"In three words I can sum up everything I've learned about life: It goes on."
– Robert Frost
We are living through interesting days. 2020 started with a bang, and the whole world is facing a virus outbreak, and of course, the economy starts showing signs of recession. A recession everyone saw coming, by the way, but that no one did expect a situation like this one would trigger it.
It's easy to feel absorbed by the anxiety, the news are regularly bad, and for the past few weeks, they've gotten even more catastrophic. We might be worried by the impact COVID-19 could have on our loved ones that have less favorable health, or we might be concerned by the impact a new recession could have on our lives. We all have plans for the future, and we feel suddenly fragile by the whole situation.

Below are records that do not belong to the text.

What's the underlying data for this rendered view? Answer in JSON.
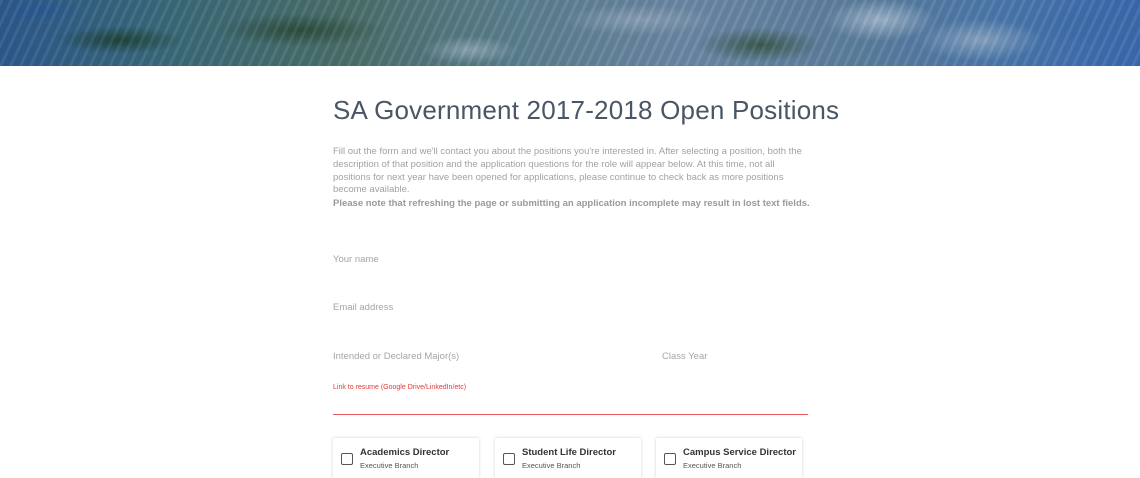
{
  "hero": {
    "image_name": "aerial-campus-photo"
  },
  "page": {
    "title": "SA Government 2017-2018 Open Positions",
    "intro": "Fill out the form and we'll contact you about the positions you're interested in. After selecting a position, both the description of that position and the application questions for the role will appear below. At this time, not all positions for next year have been opened for applications, please continue to check back as more positions become available.",
    "note": "Please note that refreshing the page or submitting an application incomplete may result in lost text fields."
  },
  "form": {
    "name_placeholder": "Your name",
    "email_placeholder": "Email address",
    "major_placeholder": "Intended or Declared Major(s)",
    "year_placeholder": "Class Year",
    "resume_label": "Link to resume (Google Drive/LinkedIn/etc)",
    "resume_value": "",
    "accent_color": "#e23a3a"
  },
  "positions": [
    {
      "title": "Academics Director",
      "branch": "Executive Branch",
      "checked": false
    },
    {
      "title": "Student Life Director",
      "branch": "Executive Branch",
      "checked": false
    },
    {
      "title": "Campus Service Director",
      "branch": "Executive Branch",
      "checked": false
    }
  ]
}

It's okay to feel vulnerable by it all. Most of it it's outside of our control. What can we do? Governments, global organizations, and big corporations are the ones that might be making the big decisions. So don't focus on them: focus on what you can do.
And what can you do, you say? For one, focus on the present moment.
Like Seneca said, "No one confines his unhappiness to the present." If you are focused on the present moment and apply your best judgment on the actions you can take, and the things that are outside your control, you'll find it is much easier to realize that hope and fear are just enemies of the present moment, and they do not serve you.
Use the action you can take in the present moment as a way to make your fears things that are not really there, and use your mindfulness as a way to separate what's outside or within your control.
Thank you for reading 🙏
Here's a gift from me to you to join you in your work and study sessions. I've created this playlist that features slow tempo instrumental music and ambient tunes that help me get into a calm, focus state with uplifting music that does not interrupt my train of thought.
Give it a try and let me know what you think! I promise it will help you focus ✌️
Why do we find certain individuals so compelling? What is this infectiousness of the unconflicted man? What makes somebody a visionary, a leader, that inspires a kind of manic following?
Jason Silva explores in this video why we're so susceptible to "gurus": we are all grasping for certainty, and seeing somebody come up with unconflicted ideas is attractive to us.